Entries taken from a collection
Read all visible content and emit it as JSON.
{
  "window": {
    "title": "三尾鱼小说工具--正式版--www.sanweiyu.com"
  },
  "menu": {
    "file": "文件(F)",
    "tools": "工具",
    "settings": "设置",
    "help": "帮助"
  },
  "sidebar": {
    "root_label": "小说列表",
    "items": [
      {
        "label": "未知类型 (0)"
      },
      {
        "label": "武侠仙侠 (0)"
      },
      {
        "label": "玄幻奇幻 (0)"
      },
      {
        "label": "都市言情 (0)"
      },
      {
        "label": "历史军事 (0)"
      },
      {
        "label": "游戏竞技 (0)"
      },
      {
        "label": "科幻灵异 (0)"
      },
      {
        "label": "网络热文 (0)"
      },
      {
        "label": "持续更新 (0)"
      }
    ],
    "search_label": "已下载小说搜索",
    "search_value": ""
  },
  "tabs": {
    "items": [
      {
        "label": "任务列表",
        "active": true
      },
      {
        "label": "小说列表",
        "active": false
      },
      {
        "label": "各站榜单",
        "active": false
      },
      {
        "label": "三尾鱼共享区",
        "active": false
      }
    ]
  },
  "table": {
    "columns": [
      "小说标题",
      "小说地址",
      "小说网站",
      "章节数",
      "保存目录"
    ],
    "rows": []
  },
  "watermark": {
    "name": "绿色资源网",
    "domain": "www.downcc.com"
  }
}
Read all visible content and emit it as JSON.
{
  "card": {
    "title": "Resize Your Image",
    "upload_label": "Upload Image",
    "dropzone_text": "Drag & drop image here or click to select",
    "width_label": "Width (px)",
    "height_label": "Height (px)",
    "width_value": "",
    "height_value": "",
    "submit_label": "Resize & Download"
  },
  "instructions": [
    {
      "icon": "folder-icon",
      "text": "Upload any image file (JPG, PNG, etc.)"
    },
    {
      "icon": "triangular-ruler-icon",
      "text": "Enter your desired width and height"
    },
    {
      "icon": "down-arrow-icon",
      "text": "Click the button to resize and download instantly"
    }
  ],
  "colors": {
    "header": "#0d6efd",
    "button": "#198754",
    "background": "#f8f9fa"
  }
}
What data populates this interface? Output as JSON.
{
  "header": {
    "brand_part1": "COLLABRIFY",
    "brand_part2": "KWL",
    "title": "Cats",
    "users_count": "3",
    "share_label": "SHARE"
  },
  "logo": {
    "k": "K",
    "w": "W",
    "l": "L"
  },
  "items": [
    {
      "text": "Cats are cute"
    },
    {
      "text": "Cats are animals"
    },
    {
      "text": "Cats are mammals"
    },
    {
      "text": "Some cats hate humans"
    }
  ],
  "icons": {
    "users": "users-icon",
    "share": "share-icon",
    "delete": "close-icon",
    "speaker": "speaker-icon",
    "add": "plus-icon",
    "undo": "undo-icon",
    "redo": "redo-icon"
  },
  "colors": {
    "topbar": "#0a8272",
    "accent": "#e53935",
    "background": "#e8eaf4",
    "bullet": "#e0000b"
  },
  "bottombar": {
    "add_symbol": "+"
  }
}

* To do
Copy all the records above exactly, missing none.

* Reply
Read all visible content and emit it as JSON.
{
  "window": {
    "title": "三尾鱼小说工具--正式版--www.sanweiyu.com"
  },
  "menu": {
    "file": "文件(F)",
    "tools": "工具",
    "settings": "设置",
    "help": "帮助"
  },
  "sidebar": {
    "root_label": "小说列表",
    "items": [
      {
        "label": "未知类型 (0)"
      },
      {
        "label": "武侠仙侠 (0)"
      },
      {
        "label": "玄幻奇幻 (0)"
      },
      {
        "label": "都市言情 (0)"
      },
      {
        "label": "历史军事 (0)"
      },
      {
        "label": "游戏竞技 (0)"
      },
      {
        "label": "科幻灵异 (0)"
      },
      {
        "label": "网络热文 (0)"
      },
      {
        "label": "持续更新 (0)"
      }
    ],
    "search_label": "已下载小说搜索",
    "search_value": ""
  },
  "tabs": {
    "items": [
      {
        "label": "任务列表",
        "active": true
      },
      {
        "label": "小说列表",
        "active": false
      },
      {
        "label": "各站榜单",
        "active": false
      },
      {
        "label": "三尾鱼共享区",
        "active": false
      }
    ]
  },
  "table": {
    "columns": [
      "小说标题",
      "小说地址",
      "小说网站",
      "章节数",
      "保存目录"
    ],
    "rows": []
  },
  "watermark": {
    "name": "绿色资源网",
    "domain": "www.downcc.com"
  }
}
Read all visible content and emit it as JSON.
{
  "card": {
    "title": "Resize Your Image",
    "upload_label": "Upload Image",
    "dropzone_text": "Drag & drop image here or click to select",
    "width_label": "Width (px)",
    "height_label": "Height (px)",
    "width_value": "",
    "height_value": "",
    "submit_label": "Resize & Download"
  },
  "instructions": [
    {
      "icon": "folder-icon",
      "text": "Upload any image file (JPG, PNG, etc.)"
    },
    {
      "icon": "triangular-ruler-icon",
      "text": "Enter your desired width and height"
    },
    {
      "icon": "down-arrow-icon",
      "text": "Click the button to resize and download instantly"
    }
  ],
  "colors": {
    "header": "#0d6efd",
    "button": "#198754",
    "background": "#f8f9fa"
  }
}
What data populates this interface? Output as JSON.
{
  "header": {
    "brand_part1": "COLLABRIFY",
    "brand_part2": "KWL",
    "title": "Cats",
    "users_count": "3",
    "share_label": "SHARE"
  },
  "logo": {
    "k": "K",
    "w": "W",
    "l": "L"
  },
  "items": [
    {
      "text": "Cats are cute"
    },
    {
      "text": "Cats are animals"
    },
    {
      "text": "Cats are mammals"
    },
    {
      "text": "Some cats hate humans"
    }
  ],
  "icons": {
    "users": "users-icon",
    "share": "share-icon",
    "delete": "close-icon",
    "speaker": "speaker-icon",
    "add": "plus-icon",
    "undo": "undo-icon",
    "redo": "redo-icon"
  },
  "colors": {
    "topbar": "#0a8272",
    "accent": "#e53935",
    "background": "#e8eaf4",
    "bullet": "#e0000b"
  },
  "bottombar": {
    "add_symbol": "+"
  }
}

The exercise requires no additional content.